Carnage has no plot per se, but its motifs gather force as they pile up and interact, such that listening out of order would do the album a disservice. The story they tell is a version of the one Cave has spent his whole career telling, before and after the tragedy that ruptured his personal life—about our equal capacities for cruelty and love, and the flickering possibility of salvation in a brutal world. “By the side of the road is a thing with horns/That steps back into the trees, and a child is born,” he declaims on “Old Time,” whose throbbing bass and slashes of guitar provide some of the album’s purest musical thrills. In “Carnage,” one song later, “a reindeer frozen in the footlights steps back into the woods.” Of course, headlights are what we generally picture freezing deer in their beams; footlights are more likely to illuminate performers at a theater. That sly inversion reaches back to touch the previous song, and we wonder if the child-giving horned creature by the road is a version of the singer himself.
As ever, Cave uses overtly religious imagery in ways both subversive and devout. The “kingdom in the sky” first appears in the album’s opening lines, where the foreboding music suggests we are doomed never to find it. Its final recurrence comes near the album’s end, in the dreamlike “Lavender Fields,” where a choir urges Cave’s narrator to have faith despite his loss: “Where did they go?/Where did they hide?/We don’t ask who/We don’t ask why/There is a kingdom in the sky.”
The kingdom appears most memorably between these poles, in the delirious coda to “White Elephant,” the album’s centerpiece. Over a sinister rhythm track that nearly scans as hip-hop, Cave gives a thunderous monologue in character as a sort of spiritual embodiment of white supremacy. As protesters tear down statues, his boasts become increasingly deranged. Then a drum fill and another jarring smash cut, this time to a drunken gospel-rock singalong, equally jubilant and grotesque: “The time is coming, the time is nigh/For the kingdom in the sky.” God is many things to many people, this passage suggests, and not all of them good. The album’s catchiest hook becomes an arch conceptual set piece, more unsettling than uplifting.

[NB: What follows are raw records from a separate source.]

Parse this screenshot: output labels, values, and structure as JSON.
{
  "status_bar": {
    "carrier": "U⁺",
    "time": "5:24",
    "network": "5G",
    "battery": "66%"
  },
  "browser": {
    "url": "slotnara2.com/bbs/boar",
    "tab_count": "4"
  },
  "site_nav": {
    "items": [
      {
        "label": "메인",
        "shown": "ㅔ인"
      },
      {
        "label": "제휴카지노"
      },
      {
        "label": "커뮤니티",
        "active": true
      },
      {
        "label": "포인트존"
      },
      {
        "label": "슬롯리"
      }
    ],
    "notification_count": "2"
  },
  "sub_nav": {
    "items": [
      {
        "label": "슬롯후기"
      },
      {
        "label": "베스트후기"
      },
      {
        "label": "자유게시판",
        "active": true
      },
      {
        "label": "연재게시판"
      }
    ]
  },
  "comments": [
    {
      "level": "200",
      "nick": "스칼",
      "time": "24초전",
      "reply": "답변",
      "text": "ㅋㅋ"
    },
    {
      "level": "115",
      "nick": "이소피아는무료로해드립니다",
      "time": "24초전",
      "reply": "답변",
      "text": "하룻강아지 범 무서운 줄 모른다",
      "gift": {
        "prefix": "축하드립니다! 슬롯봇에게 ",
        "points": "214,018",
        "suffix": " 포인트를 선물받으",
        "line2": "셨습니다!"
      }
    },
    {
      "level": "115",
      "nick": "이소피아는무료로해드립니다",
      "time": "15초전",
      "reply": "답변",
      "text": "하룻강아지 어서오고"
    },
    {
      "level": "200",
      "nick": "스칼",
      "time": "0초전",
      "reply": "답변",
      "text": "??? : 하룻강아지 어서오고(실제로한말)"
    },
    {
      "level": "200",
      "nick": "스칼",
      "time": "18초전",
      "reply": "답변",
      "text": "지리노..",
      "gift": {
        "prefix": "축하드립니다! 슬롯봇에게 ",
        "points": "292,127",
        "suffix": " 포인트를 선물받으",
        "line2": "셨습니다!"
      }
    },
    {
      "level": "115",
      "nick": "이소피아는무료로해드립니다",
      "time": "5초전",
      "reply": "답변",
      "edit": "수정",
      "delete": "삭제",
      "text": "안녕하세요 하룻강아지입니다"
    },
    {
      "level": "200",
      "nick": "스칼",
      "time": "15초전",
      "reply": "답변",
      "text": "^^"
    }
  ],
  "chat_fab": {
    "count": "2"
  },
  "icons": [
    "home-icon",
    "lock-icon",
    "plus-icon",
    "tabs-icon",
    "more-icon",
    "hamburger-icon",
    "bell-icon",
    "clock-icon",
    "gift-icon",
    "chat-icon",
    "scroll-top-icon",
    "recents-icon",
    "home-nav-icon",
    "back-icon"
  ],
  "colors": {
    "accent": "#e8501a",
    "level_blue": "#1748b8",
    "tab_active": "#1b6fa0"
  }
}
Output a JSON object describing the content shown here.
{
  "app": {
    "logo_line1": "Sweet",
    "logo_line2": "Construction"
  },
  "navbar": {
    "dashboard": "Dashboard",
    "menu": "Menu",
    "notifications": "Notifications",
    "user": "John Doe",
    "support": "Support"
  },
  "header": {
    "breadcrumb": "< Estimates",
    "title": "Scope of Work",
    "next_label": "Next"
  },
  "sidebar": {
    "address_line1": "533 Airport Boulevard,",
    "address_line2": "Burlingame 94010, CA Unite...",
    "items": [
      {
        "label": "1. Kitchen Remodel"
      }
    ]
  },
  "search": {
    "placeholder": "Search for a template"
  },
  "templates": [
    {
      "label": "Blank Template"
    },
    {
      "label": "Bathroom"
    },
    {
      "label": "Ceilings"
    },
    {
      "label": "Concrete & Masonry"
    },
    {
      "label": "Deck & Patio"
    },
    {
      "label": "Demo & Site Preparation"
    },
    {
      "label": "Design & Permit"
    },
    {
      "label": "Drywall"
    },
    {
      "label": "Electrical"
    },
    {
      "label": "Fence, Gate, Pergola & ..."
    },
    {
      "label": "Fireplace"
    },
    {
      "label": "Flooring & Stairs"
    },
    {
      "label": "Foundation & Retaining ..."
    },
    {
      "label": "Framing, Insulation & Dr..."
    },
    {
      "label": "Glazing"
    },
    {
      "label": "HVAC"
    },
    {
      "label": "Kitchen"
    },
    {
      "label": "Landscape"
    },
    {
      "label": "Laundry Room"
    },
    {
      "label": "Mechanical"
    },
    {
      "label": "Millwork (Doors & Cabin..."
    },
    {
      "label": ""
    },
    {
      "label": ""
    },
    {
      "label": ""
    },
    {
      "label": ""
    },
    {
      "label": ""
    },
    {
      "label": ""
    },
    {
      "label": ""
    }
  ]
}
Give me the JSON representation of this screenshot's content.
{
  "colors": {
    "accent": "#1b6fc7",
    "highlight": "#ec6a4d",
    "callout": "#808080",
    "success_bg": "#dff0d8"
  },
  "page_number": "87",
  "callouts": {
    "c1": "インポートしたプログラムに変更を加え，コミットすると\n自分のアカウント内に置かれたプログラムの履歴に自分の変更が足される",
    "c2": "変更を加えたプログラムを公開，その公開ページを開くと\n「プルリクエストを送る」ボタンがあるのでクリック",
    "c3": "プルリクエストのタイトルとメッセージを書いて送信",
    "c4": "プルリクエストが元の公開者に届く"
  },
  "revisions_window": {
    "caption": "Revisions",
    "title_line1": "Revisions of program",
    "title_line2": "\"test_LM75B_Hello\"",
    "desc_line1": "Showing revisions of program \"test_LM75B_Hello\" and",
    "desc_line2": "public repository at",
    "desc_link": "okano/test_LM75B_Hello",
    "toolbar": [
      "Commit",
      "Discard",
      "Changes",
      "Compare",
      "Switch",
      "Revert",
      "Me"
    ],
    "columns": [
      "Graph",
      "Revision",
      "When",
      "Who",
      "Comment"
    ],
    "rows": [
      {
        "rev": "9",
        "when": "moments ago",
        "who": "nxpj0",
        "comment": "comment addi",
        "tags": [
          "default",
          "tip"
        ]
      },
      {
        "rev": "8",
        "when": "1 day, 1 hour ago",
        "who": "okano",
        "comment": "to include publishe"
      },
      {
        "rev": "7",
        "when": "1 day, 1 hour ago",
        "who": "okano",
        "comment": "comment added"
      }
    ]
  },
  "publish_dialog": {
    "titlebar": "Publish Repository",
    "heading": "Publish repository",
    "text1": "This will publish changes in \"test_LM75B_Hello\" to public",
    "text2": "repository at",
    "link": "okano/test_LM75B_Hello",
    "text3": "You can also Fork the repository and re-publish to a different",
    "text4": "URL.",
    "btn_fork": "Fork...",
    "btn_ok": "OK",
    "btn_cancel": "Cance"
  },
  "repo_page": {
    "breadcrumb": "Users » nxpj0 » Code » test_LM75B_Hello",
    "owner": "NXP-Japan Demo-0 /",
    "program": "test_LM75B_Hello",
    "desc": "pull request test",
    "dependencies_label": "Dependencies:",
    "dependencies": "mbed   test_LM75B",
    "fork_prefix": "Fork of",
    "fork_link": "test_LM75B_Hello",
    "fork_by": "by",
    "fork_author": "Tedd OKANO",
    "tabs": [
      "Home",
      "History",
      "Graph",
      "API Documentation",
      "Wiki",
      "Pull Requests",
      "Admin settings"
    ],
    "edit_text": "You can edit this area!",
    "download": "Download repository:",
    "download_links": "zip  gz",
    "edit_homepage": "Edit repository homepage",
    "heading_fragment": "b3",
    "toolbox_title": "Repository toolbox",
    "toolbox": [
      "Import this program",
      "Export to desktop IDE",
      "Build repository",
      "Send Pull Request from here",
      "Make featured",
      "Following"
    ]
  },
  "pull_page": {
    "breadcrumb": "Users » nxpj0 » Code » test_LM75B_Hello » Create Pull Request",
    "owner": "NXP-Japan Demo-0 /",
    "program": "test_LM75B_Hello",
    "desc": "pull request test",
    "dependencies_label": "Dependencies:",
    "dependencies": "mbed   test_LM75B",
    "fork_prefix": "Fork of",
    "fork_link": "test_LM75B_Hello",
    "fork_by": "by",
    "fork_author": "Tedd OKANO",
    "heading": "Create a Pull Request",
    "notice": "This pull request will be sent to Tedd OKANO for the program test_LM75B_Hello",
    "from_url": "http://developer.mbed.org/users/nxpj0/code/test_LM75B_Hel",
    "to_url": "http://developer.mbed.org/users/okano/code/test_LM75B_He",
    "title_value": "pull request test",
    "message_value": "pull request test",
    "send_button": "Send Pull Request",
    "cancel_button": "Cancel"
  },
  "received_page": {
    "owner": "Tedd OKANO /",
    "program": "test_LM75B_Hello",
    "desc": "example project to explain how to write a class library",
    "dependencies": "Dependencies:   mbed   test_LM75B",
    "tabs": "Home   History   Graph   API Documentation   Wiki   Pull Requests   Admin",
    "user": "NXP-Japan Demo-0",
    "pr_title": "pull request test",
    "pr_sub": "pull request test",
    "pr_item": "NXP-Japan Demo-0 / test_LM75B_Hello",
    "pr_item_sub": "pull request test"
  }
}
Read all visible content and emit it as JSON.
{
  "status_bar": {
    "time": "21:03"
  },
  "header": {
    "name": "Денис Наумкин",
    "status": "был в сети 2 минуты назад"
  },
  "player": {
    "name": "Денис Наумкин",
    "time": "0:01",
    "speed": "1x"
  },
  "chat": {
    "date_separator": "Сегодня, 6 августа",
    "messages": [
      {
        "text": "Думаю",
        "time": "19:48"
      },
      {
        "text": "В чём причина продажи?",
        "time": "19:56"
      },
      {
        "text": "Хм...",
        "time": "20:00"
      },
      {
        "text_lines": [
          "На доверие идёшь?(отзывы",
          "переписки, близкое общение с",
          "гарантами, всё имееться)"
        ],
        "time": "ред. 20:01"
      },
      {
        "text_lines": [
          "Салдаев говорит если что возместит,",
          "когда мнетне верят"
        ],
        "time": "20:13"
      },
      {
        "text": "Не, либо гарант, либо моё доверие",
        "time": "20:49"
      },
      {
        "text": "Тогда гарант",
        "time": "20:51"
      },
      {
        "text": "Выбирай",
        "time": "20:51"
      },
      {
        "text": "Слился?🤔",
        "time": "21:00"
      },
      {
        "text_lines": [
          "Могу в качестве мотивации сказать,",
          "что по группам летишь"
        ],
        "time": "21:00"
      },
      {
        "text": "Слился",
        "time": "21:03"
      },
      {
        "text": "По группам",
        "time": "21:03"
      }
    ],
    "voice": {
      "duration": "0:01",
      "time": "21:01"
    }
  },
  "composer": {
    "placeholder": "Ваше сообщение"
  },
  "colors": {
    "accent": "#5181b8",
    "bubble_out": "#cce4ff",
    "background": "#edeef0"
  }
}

If Carnage’s feverish first half sometimes recalls David Lynch, its austere second is more like Terrence Malick. After “White Elephant,” the album settles into an extended comedown, both musically and lyrically. The abrupt tonal shifts recede in favor of Ghosteen-ish washes of placid harmony; Cave’s focus zooms out beyond the pained countenances and rictus grins of Side A to encompass entire cosmic landscapes. The second act is slightly less satisfying than the first, if only because it’s more clearly an extension of the last few Bad Seeds albums. But in the world of Carnage, these final four songs offer a tentative but hopeful resolution to the initial chaos. It culminates with a return to the balcony, on a morning with no storms in sight, for now. “There’s a madness in her and a madness in me/And together it forms a kind of sanity,” Cave sings atop drifting synthesizers on “Shattered Ground,” a couplet that should resonate with anyone who has passed through trouble with a partner only to find more on the way. The next line comes as a surprise every time I hear it, with a sudden, choked, almost accidental directness that only heightens its power and apparent centrality. Everything is in those five words: “Oh, baby, don’t leave me.”